  • The qualified pharmacy technician or State-authorized pharmacy intern must have a current certificate in basic cardiopulmonary resuscitation.
  • The qualified pharmacy technician must complete a minimum of two hours of ACPE-approved, immunization-related continuing pharmacy education during the relevant State licensing period(s).
  • The supervising qualified pharmacist must comply with recordkeeping and reporting requirements of the jurisdiction in which he or she administers vaccines, including informing the patient’s primary care provider when available and submitting the required immunization information to the State or local immunization information system (vaccine registry).
  • The supervising pharmacist is responsible for complying with requirements related to reporting adverse events.
  • The supervising qualified pharmacist must review the vaccine registry or other vaccination records prior to ordering the vaccination to be administered by the qualified pharmacy technician or State-authorized pharmacy intern. 
  • The qualified pharmacy technician and State-authorized pharmacy intern must, if the patient is 18 years of age or younger, inform the patient and the adult caregiver accompanying the patient of the importance of a well-child visit with a pediatrician or other licensed primary care provider and refer patients when appropriate.

The supervising qualified pharmacist must comply with any applicable requirements (or conditions of use) as set forth in the Centers for Disease Control and Prevention’s COVID-19 vaccination provider agreement and any other federal requirements that apply to the administration of COVID-19 vaccine(s).

Kentucky Publishes Draft COVID-19 Vaccination Plan

person holding injection

On October 16, 2020, the Kentucky Department of Public Health published a first draft vaccination plan for distribution of the COVID-19 vaccine to Kentucky’s local health departments and provider organizations as it becomes available in late 2020 or in 2021. The draft vaccination plan considers the phases of vaccination set out by the Centers for Disease Control and Prevention (CDC) and identifies targeted groups for each phase of equitable access to COVID-19 vaccinations in Kentucky:

Phase 1:        Potentially limited supply of COVID-19 vaccine doses available—initial efforts will focus on critical populations of healthcare personnel and critical infrastructure workers and medically and situationally vulnerable populations, such as congregate care setting and correctional facility residents.

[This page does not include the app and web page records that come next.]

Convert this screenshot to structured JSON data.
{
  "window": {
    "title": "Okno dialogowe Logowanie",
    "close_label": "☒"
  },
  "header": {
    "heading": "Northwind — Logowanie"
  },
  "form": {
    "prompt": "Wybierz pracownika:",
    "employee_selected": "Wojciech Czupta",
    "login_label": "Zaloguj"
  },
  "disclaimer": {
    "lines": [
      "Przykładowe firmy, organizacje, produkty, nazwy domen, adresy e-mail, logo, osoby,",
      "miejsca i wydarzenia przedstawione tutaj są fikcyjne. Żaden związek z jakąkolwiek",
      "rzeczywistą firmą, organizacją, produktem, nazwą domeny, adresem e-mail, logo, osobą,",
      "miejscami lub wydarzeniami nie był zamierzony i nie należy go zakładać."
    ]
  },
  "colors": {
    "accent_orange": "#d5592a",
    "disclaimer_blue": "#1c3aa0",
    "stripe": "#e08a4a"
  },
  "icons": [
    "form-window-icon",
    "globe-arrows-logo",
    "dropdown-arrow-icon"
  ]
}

Phase 2:        Large number of vaccine doses available—supplement supply to unvaccinated critical populations (see Phase 1) and expand to essential workers and workers in high public contact jobs, including social service support workers, education personnel, grocery workers, and transportation workers.

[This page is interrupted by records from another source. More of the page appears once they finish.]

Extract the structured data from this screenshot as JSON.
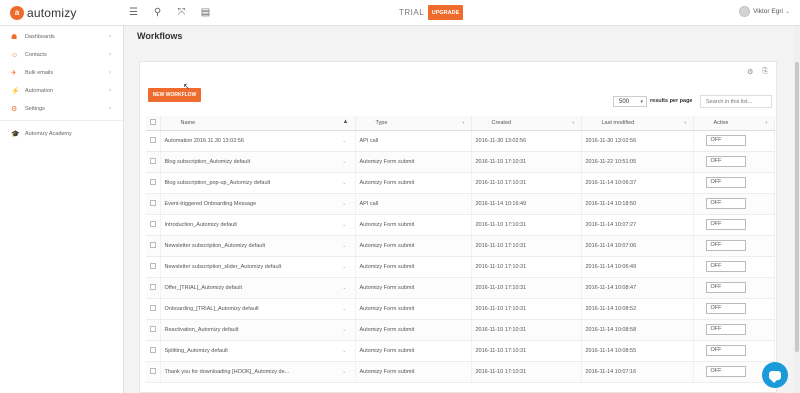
{
  "app": {
    "logo_mark": "a",
    "logo_text": "automizy",
    "trial_label": "TRIAL",
    "upgrade_label": "UPGRADE",
    "user_name": "Viktor Egri",
    "user_caret": "⌄"
  },
  "topbar_icons": [
    {
      "name": "hamburger-icon",
      "glyph": "☰"
    },
    {
      "name": "search-icon",
      "glyph": "⚲"
    },
    {
      "name": "fullscreen-icon",
      "glyph": "⤧"
    },
    {
      "name": "list-icon",
      "glyph": "▤"
    }
  ],
  "sidebar": {
    "items": [
      {
        "label": "Dashboards",
        "icon": "☗",
        "icon_name": "dashboard-icon",
        "has_chevron": true
      },
      {
        "label": "Contacts",
        "icon": "☺",
        "icon_name": "contacts-icon",
        "has_chevron": true
      },
      {
        "label": "Bulk emails",
        "icon": "✈",
        "icon_name": "send-icon",
        "has_chevron": true
      },
      {
        "label": "Automation",
        "icon": "⚡",
        "icon_name": "automation-icon",
        "has_chevron": true
      },
      {
        "label": "Settings",
        "icon": "⚙",
        "icon_name": "gear-icon",
        "has_chevron": true
      }
    ],
    "academy": {
      "label": "Automizy Academy",
      "icon": "🎓",
      "icon_name": "academy-icon"
    },
    "chevron": "›"
  },
  "page": {
    "title": "Workflows"
  },
  "toolbar": {
    "new_workflow_label": "NEW WORKFLOW",
    "per_page_value": "500",
    "per_page_caret": "▾",
    "per_page_label": "results per page",
    "search_placeholder": "Search in this list...",
    "settings_icon": "⚙",
    "export_icon": "⎘"
  },
  "table": {
    "columns": [
      "Name",
      "Type",
      "Created",
      "Last modified",
      "Active"
    ],
    "sort_asc": "▲",
    "sort_none": "▾",
    "row_caret": "⌄",
    "rows": [
      {
        "name": "Automation 2016.11.30 13:02:56",
        "type": "API call",
        "created": "2016-11-30 13:02:56",
        "modified": "2016-11-30 13:02:56",
        "active": "OFF"
      },
      {
        "name": "Blog subscription_Automizy default",
        "type": "Automizy Form submit",
        "created": "2016-11-10 17:10:31",
        "modified": "2016-11-22 10:51:05",
        "active": "OFF"
      },
      {
        "name": "Blog subscription_pop-up_Automizy default",
        "type": "Automizy Form submit",
        "created": "2016-11-10 17:10:31",
        "modified": "2016-11-14 10:06:37",
        "active": "OFF"
      },
      {
        "name": "Event-triggered Onboarding Message",
        "type": "API call",
        "created": "2016-11-14 10:16:49",
        "modified": "2016-11-14 10:18:50",
        "active": "OFF"
      },
      {
        "name": "Introduction_Automizy default",
        "type": "Automizy Form submit",
        "created": "2016-11-10 17:10:31",
        "modified": "2016-11-14 10:07:27",
        "active": "OFF"
      },
      {
        "name": "Newsletter subscription_Automizy default",
        "type": "Automizy Form submit",
        "created": "2016-11-10 17:10:31",
        "modified": "2016-11-14 10:07:06",
        "active": "OFF"
      },
      {
        "name": "Newsletter subscription_slider_Automizy default",
        "type": "Automizy Form submit",
        "created": "2016-11-10 17:10:31",
        "modified": "2016-11-14 10:06:49",
        "active": "OFF"
      },
      {
        "name": "Offer_[TRIAL]_Automizy default",
        "type": "Automizy Form submit",
        "created": "2016-11-10 17:10:31",
        "modified": "2016-11-14 10:08:47",
        "active": "OFF"
      },
      {
        "name": "Onboarding_[TRIAL]_Automizy default",
        "type": "Automizy Form submit",
        "created": "2016-11-10 17:10:31",
        "modified": "2016-11-14 10:08:52",
        "active": "OFF"
      },
      {
        "name": "Reactivation_Automizy default",
        "type": "Automizy Form submit",
        "created": "2016-11-10 17:10:31",
        "modified": "2016-11-14 10:08:58",
        "active": "OFF"
      },
      {
        "name": "Splitting_Automizy default",
        "type": "Automizy Form submit",
        "created": "2016-11-10 17:10:31",
        "modified": "2016-11-14 10:08:55",
        "active": "OFF"
      },
      {
        "name": "Thank you for downloading [HOOK]_Automizy de...",
        "type": "Automizy Form submit",
        "created": "2016-11-10 17:10:31",
        "modified": "2016-11-14 10:07:16",
        "active": "OFF"
      }
    ]
  },
  "colors": {
    "accent": "#ee6b2d",
    "chat": "#1a9ad9"
  }
}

Phase 3:        Sufficient supply of vaccine doses for entire population—administer vaccines to vulnerable general population (e.g., age 60+, comorbidities), high-risk children, pregnant women, and other high-risk adults, and critical infrastructure workers not included in previous phases.

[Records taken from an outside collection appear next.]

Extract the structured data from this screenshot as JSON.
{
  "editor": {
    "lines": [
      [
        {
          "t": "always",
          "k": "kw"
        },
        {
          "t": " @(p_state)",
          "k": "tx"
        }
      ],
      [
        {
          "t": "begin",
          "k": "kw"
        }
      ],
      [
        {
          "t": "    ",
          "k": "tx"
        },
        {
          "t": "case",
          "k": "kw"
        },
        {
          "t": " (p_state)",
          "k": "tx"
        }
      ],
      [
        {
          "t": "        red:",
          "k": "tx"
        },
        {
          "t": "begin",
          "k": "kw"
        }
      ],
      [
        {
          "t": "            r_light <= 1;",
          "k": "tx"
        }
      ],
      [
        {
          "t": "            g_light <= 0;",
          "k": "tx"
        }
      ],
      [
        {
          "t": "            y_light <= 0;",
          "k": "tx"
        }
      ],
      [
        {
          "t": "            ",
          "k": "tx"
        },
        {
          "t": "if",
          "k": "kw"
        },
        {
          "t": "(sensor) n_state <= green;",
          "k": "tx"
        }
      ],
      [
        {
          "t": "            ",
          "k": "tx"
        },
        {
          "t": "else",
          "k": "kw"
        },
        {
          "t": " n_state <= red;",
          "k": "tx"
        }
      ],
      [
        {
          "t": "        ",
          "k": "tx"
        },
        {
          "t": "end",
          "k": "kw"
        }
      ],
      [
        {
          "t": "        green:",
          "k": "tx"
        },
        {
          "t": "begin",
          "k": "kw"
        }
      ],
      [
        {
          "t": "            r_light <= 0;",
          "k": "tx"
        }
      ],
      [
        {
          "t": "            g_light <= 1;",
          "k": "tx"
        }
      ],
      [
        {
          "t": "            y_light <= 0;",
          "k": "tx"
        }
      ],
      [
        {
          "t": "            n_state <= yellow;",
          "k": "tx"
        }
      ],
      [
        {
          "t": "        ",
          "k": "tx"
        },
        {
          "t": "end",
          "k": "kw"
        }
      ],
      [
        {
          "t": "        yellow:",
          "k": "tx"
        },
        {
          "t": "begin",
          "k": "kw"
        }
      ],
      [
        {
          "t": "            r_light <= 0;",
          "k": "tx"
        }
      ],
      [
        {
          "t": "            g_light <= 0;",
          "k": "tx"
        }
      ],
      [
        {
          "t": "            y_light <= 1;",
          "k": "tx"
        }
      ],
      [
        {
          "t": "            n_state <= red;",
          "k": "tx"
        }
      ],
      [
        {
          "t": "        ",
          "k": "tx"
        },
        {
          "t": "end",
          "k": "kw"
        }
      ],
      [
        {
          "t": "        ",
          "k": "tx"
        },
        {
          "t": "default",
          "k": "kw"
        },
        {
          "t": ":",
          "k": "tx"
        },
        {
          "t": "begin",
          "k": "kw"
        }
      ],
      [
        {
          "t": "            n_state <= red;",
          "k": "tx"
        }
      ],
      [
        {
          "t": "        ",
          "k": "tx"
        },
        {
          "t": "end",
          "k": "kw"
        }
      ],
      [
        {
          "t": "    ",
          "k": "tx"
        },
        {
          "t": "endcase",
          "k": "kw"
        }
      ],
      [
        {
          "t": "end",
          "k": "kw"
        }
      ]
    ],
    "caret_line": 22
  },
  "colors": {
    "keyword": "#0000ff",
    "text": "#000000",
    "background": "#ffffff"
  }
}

Phase 4:        General population.

CMS to Allow Pharmacies to Direct Bill for SNF COVID-19 Vaccinations

person holding injection

On October 16, 2020, CMS announced that it will allow Medicare-enrolled immunizers, including, but not limited to, U.S. pharmacies, to bill and receive direct reimbursement from the Medicare program for vaccinating Medicare beneficiaries residing in skilled nursing facilities (SNFs).  In absence of the exercise of such discretion, the Social Security Act’s Consolidated Billing Provisions would have required SNFs to bill for COVID-19 vaccine administration even when SNFs rely on an outside vendor to perform the service.  CMS stated that the U.S. is facing an unprecedented challenge in meeting the urgent need to vaccinate the most vulnerable citizens in SNFs where about 30 percent of U.S. COVID-19 deaths have occurred.  CMS stated, “Outside immunizers can help fill that urgent need and provide onsite vaccinations at SNFs [but] to do so during this global emergency, Medicare-enrolled vaccinators must be able to bill directly and receive direct reimbursement from the Medicare program.”  

The ability of immunizers to directly bill and receive direct reimbursement will be in effect until the latter of: (1) the last day of the calendar quarter in which the last day of the emergency period occurs; or (2) so long as CMS determines that there is a public health need for mass COVID-19 vaccinations in congregate care settings.

CMS distributed this announcement as a MLNConnects Special Edition email via CMSlists@subscriptions.cms.hhs.gov. . To view a copy of the announcement, click here.

HHS to Allow Pharmacists to Order and Administer COVID Vaccines

On September 9, 2020, the Department of Health and Human Services (HHS) announced that it had published guidance authorizing state-licensed pharmacists to order and administer COVID-19 vaccinations to persons age 3 and up, subject to certain requirements.  The authorization preempts any state and local laws that prohibit those who satisfy the HHS requirements from ordering or administering COVID-19 vaccines. These requirements include, among other things:

  • The vaccine must be U.S. Food and Drug Administration (FDA)-authorized or licensed.
  • The vaccination must be ordered and administered according to the Advisory Committee on Immunization Practices’ (ACIP) COVID-19 vaccine recommendation.
  • The licensed pharmacist must complete a practical training program of at least 20 hours that is approved by the Accreditation Council for Pharmacy Education (ACPE). This training program must include hands-on injection technique, clinical evaluation of indications and contraindications of vaccines, and the recognition and treatment of emergency reactions to vaccines.
  • The licensed pharmacist must have a current certificate in basic CPR.
  • The licensed pharmacist must complete a minimum of two hours of ACPE-approved, immunization-related continuing pharmacy education during each state licensing period.
  • The licensed pharmacist must comply with recordkeeping and reporting requirements of the jurisdiction in which he or she administers vaccines, including reviewing the vaccine registry or other vaccination records prior to administering a vaccine.
  • The licensed pharmacist must, if the patient is 18 years of age or younger, inform the patient and the adult caregiver accompanying the patient of the importance of a well-child visit with a pediatrician or other licensed primary-care provider and refer patients as appropriate.
  • The licensed pharmacist must comply with any applicable requirements (or conditions of use) as set forth in the Centers for Disease Control and Prevention (CDC) COVID-19 vaccination provider agreement and any other federal requirements that apply to the administration of COVID-19 vaccine(s).

Pharmacists Authorized by HHS to Administer Vaccines

On August 19, 2020, the Department of Health and Human Services (HHS) announced that it had amended the March 17, 2020 Declaration Under the Public Readiness and Emergency Preparedness Act (PREP Act) concerning the COVID-19 Public Health Emergency to increase accessibility of lifesaving childhood vaccines in order to control preventable outbreaks and diseases and mitigate additional strains on the healthcare system. The directive authorizes state-licensed pharmacists to administer, without a doctor’s prescription, vaccines to children ages 3 to 18, pursuant to certain conditions and restrictions. Twenty-eight states already allow pharmacists to administer vaccinations to children. On August 20th, HHS also announced it was expanding the PREP Act’s liability immunity provisions to protect pharmacists and pharmacy interns from liability for alleged harm arising from their administration of vaccines to children.

The amended Declaration can be reviewed here. The American Academy of Pediatrics published an announcement opposing the HHS action, calling it “incredibly misguided” and arguing that pediatricians are the best and safest administrators of childhood vaccinations.